(DATASET Opens)

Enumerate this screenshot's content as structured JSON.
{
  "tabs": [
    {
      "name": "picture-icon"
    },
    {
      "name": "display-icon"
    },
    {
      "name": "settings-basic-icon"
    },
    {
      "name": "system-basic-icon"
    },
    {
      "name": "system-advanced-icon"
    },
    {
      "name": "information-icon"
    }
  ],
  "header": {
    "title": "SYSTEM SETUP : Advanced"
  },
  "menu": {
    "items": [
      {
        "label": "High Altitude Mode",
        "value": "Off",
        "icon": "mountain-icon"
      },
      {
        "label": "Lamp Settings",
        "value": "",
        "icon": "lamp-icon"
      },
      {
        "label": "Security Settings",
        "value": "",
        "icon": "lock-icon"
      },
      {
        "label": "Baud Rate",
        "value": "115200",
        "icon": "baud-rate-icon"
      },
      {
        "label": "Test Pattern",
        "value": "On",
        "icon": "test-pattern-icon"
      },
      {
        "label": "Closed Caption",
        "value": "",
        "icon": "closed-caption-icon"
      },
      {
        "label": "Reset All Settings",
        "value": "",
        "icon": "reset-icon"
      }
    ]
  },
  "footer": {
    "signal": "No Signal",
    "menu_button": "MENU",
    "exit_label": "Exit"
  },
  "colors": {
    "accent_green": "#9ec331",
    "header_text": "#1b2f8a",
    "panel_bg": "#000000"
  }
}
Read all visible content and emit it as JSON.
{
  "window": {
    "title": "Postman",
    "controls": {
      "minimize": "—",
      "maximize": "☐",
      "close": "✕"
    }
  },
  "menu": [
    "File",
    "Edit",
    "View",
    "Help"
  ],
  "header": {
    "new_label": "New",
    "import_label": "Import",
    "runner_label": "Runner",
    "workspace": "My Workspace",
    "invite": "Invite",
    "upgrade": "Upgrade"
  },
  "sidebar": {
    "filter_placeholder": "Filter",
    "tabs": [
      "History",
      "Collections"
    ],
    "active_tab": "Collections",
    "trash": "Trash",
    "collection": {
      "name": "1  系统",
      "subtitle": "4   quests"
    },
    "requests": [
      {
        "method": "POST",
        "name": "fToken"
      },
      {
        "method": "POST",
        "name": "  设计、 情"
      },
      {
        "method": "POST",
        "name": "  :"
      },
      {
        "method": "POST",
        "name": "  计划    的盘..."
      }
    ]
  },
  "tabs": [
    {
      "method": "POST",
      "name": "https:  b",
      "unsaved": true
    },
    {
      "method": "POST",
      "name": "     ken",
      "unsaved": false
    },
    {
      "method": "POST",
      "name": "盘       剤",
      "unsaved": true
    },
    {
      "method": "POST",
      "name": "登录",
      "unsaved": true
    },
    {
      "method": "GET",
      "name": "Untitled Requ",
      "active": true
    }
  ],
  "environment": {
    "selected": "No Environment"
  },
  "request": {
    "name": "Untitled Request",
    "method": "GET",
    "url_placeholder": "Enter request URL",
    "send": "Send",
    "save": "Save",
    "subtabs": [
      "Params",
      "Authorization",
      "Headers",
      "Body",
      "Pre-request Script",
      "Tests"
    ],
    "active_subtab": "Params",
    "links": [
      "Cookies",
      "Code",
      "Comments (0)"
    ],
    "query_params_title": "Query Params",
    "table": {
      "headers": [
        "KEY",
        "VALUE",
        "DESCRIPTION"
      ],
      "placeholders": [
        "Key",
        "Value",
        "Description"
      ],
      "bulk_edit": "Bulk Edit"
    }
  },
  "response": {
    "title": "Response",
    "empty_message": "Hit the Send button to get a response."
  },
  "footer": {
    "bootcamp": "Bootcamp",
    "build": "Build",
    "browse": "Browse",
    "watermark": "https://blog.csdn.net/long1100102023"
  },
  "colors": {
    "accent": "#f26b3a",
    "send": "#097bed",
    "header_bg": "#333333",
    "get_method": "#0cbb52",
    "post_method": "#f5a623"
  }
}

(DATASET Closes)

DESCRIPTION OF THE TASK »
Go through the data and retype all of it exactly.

TASK SOLUTION »
Enumerate this screenshot's content as structured JSON.
{
  "tabs": [
    {
      "name": "picture-icon"
    },
    {
      "name": "display-icon"
    },
    {
      "name": "settings-basic-icon"
    },
    {
      "name": "system-basic-icon"
    },
    {
      "name": "system-advanced-icon"
    },
    {
      "name": "information-icon"
    }
  ],
  "header": {
    "title": "SYSTEM SETUP : Advanced"
  },
  "menu": {
    "items": [
      {
        "label": "High Altitude Mode",
        "value": "Off",
        "icon": "mountain-icon"
      },
      {
        "label": "Lamp Settings",
        "value": "",
        "icon": "lamp-icon"
      },
      {
        "label": "Security Settings",
        "value": "",
        "icon": "lock-icon"
      },
      {
        "label": "Baud Rate",
        "value": "115200",
        "icon": "baud-rate-icon"
      },
      {
        "label": "Test Pattern",
        "value": "On",
        "icon": "test-pattern-icon"
      },
      {
        "label": "Closed Caption",
        "value": "",
        "icon": "closed-caption-icon"
      },
      {
        "label": "Reset All Settings",
        "value": "",
        "icon": "reset-icon"
      }
    ]
  },
  "footer": {
    "signal": "No Signal",
    "menu_button": "MENU",
    "exit_label": "Exit"
  },
  "colors": {
    "accent_green": "#9ec331",
    "header_text": "#1b2f8a",
    "panel_bg": "#000000"
  }
}
Read all visible content and emit it as JSON.
{
  "window": {
    "title": "Postman",
    "controls": {
      "minimize": "—",
      "maximize": "☐",
      "close": "✕"
    }
  },
  "menu": [
    "File",
    "Edit",
    "View",
    "Help"
  ],
  "header": {
    "new_label": "New",
    "import_label": "Import",
    "runner_label": "Runner",
    "workspace": "My Workspace",
    "invite": "Invite",
    "upgrade": "Upgrade"
  },
  "sidebar": {
    "filter_placeholder": "Filter",
    "tabs": [
      "History",
      "Collections"
    ],
    "active_tab": "Collections",
    "trash": "Trash",
    "collection": {
      "name": "1  系统",
      "subtitle": "4   quests"
    },
    "requests": [
      {
        "method": "POST",
        "name": "fToken"
      },
      {
        "method": "POST",
        "name": "  设计、 情"
      },
      {
        "method": "POST",
        "name": "  :"
      },
      {
        "method": "POST",
        "name": "  计划    的盘..."
      }
    ]
  },
  "tabs": [
    {
      "method": "POST",
      "name": "https:  b",
      "unsaved": true
    },
    {
      "method": "POST",
      "name": "     ken",
      "unsaved": false
    },
    {
      "method": "POST",
      "name": "盘       剤",
      "unsaved": true
    },
    {
      "method": "POST",
      "name": "登录",
      "unsaved": true
    },
    {
      "method": "GET",
      "name": "Untitled Requ",
      "active": true
    }
  ],
  "environment": {
    "selected": "No Environment"
  },
  "request": {
    "name": "Untitled Request",
    "method": "GET",
    "url_placeholder": "Enter request URL",
    "send": "Send",
    "save": "Save",
    "subtabs": [
      "Params",
      "Authorization",
      "Headers",
      "Body",
      "Pre-request Script",
      "Tests"
    ],
    "active_subtab": "Params",
    "links": [
      "Cookies",
      "Code",
      "Comments (0)"
    ],
    "query_params_title": "Query Params",
    "table": {
      "headers": [
        "KEY",
        "VALUE",
        "DESCRIPTION"
      ],
      "placeholders": [
        "Key",
        "Value",
        "Description"
      ],
      "bulk_edit": "Bulk Edit"
    }
  },
  "response": {
    "title": "Response",
    "empty_message": "Hit the Send button to get a response."
  },
  "footer": {
    "bootcamp": "Bootcamp",
    "build": "Build",
    "browse": "Browse",
    "watermark": "https://blog.csdn.net/long1100102023"
  },
  "colors": {
    "accent": "#f26b3a",
    "send": "#097bed",
    "header_bg": "#333333",
    "get_method": "#0cbb52",
    "post_method": "#f5a623"
  }
}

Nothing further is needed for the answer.